Now Streaming: DR. BRAIN, Thrilling Memories, Mysteries and Tragedies
Lee Sun-kyun stars in a sci-fi drama series, written for the screen and directed by Kim Jee-woon, now streaming globally on Apple TV+.
Victor Frankenstein would approve.
The six-episode Apple Original series debuts globally today on the Apple TV+ streaming service, which also launches today in South Korea. The Korean-language series will premiere with the first episode, followed by one new episode weekly. I've seen all six episodes.
Known informally as Dr. Brain, due to his continually intense concentration on his experimental research, as well as his distinct lack of recognizable human emotions, Se-won Koh (Lee Sun-kyun) brooks no casual conversation among his fellow laboratory workers, although none of them can really be called his co-workers, since none of them can even approach his level of intellect.
Everyone is cowed by Se-won's stern demeanor and glowering face, except for fellow research doctor Namil Hong (Lee Jae-won), who appears to be ready to follow him anywhere, even to the Gates of Hell, which comes in handy when Se-won decides that he himself will be the first human subject for his experiments in 'brain-syncing.'
Se-won has been fully obsessed with his experiments for quite some time, due to reasons that are disclosed elsewhere in the first episode, which kicks the series off with a deadly and disturbing bang that only grows more disquieting and unsettling as the series proceeds. For much of the time, he is investigating something that happened to his wife Jaeyi Jung (Lee Yoo-young), alongside private detective Kangmu Lee (Park Hee-soon), even as police detective Lieutenant Choi (Seo Ji-hye) leads the official investigation.
Throughout his distinguished career, director Kim Jee-woon has rarely struck any false notes, even when working with less than ideal material (i.e., The Last Stand, 2013). More often, he has rambled comfortably roughshod through any challenging patches (i.e. The Good the Bad the Weird, 2008) to produce superior films, no matter the genre (The Foul King, A Bittersweet Life).
Here, he taps into the most effective elements in his horror thrillers A Tale of Two Sisters (2003) and I Saw the Devil (2010) to compose a series that becomes ever more effective and disturbing as it plays.
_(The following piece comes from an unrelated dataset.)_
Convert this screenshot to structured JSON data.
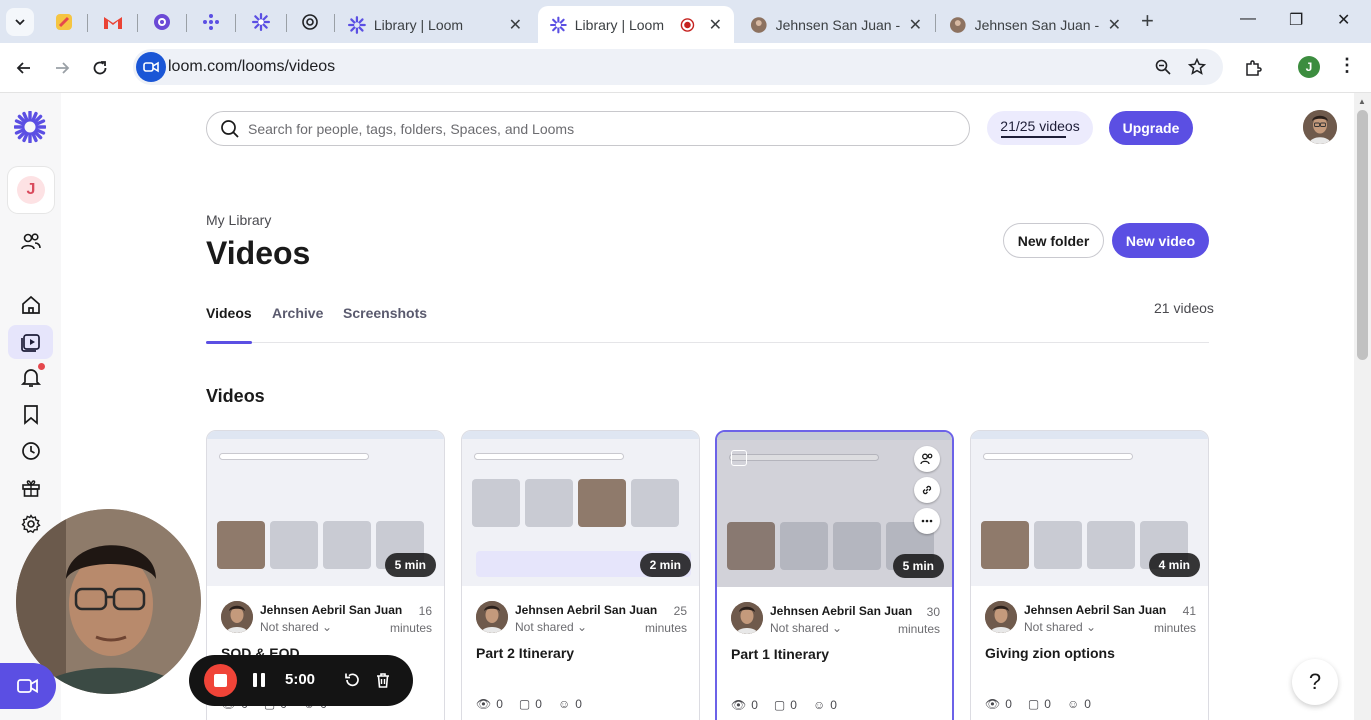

Drawing upon a same-titled Korean webtoon by Hongjacga, the series makes terrific use of all six hours or so to make something terrifying and vivid, where the unnerving twists and vicious turns are not marked by obvious indicators in advance.
The first episode lays out the basic premise well, which makes the series almost appear to be a Frankenstein knock-off, but from the second episode onward, the narrative quickly scoots into its own strange new territory, exploring the mysteries of the brain and how it connects and directs every other human movement and emotion. (In particular, the ramifications of 'brain-syncing' are developed in a manner I had not anticipated.)
Se-won Koh becomes a compelling, though unreliable, guide, largely because he has only a general sense of where he is going, with nary a specific direction in mind. He knows only that he wants to get there as soon as possible.
Signals constantly get crossed, and a general sense of unease lingers far into the night. Bloody and disturbing violence erupts infrequently yet always unexpectedly. No one is safe, but who is responsible?
A superior and enveloping thriller that constantly jabs at the viewer's kidneys, Dr. Brain feels like nothing else on the Apple TV+ streaming service.
Now Streaming covers international and indie genre films and TV shows that are available on legal streaming services.
- Lee Sun-Kyun